Hazel is not ordinary–not by anyone's standards. She has a dog named Winnie the Poodle, a fish named Daniel Craig, a bird named Vodka, and absolutely connects with the third graders she teaches. She's had a lot of embarrassing moments (she'd like everyone to forget the time she puked hotdogs on television, thank you), she has no filter on her thoughts or her mouth, she dresses a little bit out there, but she's got a good heart and a good soul.
Josh Im has known Hazel since college, since that night she puked on his shoes, actually, although that would not be the last awkward moment they have together. Fast forward ten years later and Hazel is best friends with Josh's sister and, now, Josh's best friend by force and coercion. But it turns out that Hazel, in all her energetic and zany glory, is exactly what Josh never knew he needed.
Let me be clear: this book was funny and romantic and had characters I really enjoyed. In fact, I can't say I hated any characters. Hazel was weird and comfortable with herself, a heroine that doesn't change even though it would "fit her in" with the rest of society, which I really admired. Josh was not a shitbag. He was cute and friendly and romantic and, honestly, a male character we need to see more often in romance. Together they were hysterical, their friends and family were great (and I'd totally read a book about Emily and Dave -- shout if there is one). They go on hysterical double dates that never end well. All in all, a good book. But, alas, not great.
Near the end, maybe fifty pages left, I had this gut feeling where I knew, I knew, that all of the things I loved were about to come to an end, and I was right. Stop here, friends, if you don't want a spoiler.
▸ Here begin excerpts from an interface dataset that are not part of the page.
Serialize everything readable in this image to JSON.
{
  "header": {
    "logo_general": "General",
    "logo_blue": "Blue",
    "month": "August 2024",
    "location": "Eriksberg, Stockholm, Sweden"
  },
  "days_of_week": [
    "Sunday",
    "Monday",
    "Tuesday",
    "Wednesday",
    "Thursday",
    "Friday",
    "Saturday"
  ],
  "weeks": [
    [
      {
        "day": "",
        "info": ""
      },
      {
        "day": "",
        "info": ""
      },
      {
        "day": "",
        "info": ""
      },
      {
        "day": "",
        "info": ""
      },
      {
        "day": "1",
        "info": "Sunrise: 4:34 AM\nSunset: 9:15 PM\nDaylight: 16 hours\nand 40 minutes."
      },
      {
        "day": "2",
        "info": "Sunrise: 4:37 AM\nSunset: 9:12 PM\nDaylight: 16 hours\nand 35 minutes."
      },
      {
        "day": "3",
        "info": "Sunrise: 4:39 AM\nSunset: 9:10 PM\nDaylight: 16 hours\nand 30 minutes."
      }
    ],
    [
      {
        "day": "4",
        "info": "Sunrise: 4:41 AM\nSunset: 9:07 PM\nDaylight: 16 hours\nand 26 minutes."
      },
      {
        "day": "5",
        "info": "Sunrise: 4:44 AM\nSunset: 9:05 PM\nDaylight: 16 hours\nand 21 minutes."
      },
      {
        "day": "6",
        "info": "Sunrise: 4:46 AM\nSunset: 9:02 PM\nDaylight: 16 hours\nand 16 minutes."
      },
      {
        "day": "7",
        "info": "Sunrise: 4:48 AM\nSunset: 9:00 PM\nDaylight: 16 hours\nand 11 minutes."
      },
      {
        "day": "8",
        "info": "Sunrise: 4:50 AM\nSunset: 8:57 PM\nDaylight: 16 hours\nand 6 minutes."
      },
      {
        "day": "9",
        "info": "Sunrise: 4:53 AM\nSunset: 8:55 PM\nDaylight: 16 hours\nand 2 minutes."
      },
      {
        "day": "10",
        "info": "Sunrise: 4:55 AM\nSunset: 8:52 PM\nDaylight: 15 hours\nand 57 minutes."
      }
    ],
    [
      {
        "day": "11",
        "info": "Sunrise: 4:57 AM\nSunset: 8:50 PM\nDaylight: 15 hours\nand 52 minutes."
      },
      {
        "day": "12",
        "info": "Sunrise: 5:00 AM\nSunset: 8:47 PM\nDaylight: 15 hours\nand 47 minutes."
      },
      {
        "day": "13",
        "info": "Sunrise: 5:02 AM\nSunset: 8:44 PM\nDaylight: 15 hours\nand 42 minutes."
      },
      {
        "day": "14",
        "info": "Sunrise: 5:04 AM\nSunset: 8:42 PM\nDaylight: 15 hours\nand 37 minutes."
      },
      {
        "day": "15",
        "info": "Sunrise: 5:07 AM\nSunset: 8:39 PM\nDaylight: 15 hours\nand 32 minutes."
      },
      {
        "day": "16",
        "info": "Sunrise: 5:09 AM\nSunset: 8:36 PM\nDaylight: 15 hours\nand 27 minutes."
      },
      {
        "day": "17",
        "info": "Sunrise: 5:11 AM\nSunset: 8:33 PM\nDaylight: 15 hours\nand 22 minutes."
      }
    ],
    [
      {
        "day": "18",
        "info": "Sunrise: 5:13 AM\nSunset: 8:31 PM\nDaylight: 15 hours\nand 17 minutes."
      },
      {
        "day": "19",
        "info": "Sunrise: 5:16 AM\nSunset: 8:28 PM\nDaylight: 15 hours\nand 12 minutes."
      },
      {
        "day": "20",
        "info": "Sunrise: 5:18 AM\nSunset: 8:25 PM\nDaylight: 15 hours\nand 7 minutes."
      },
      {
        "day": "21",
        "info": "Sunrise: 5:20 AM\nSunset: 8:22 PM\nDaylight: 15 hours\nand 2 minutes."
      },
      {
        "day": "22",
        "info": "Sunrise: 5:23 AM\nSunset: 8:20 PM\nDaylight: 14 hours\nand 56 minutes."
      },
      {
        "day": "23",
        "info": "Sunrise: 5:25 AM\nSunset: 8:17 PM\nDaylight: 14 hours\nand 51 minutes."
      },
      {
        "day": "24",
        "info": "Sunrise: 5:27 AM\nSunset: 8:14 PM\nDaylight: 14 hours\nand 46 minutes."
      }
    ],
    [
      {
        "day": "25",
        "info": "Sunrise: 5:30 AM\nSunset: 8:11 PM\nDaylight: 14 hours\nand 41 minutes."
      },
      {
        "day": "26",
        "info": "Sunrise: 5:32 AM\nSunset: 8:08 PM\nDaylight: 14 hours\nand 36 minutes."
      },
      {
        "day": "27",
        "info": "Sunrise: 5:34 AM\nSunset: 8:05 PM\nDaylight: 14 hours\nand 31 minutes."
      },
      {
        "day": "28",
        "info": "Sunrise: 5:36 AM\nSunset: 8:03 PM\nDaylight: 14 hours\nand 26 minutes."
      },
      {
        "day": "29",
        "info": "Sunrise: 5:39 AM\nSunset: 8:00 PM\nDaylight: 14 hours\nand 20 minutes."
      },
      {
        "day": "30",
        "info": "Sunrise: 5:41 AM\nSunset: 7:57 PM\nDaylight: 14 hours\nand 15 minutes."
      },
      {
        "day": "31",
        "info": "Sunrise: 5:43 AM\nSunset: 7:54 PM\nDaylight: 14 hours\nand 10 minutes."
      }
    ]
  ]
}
If there's one thing that absolutely turns me off of books, particularly romance, is the pregnancy trope. Look, I hear you, okay? I know it happens by accident all the time. I know. But do we have to read about it so frequently? Does girl always have to get pregnant for there to be conflict? This book could have ended so sweetly by just conquering Hazel's wariness of relationships. The end. But the pregnancy trope came in, and then the epilogue, and...well, that's where my expectations took a plummet and disappointment rose up out of the ashes.
I really enjoyed this book up until the last fifty pages, and for that, Josh and Hazel's Guide to Not Dating won't be high on my recommended list.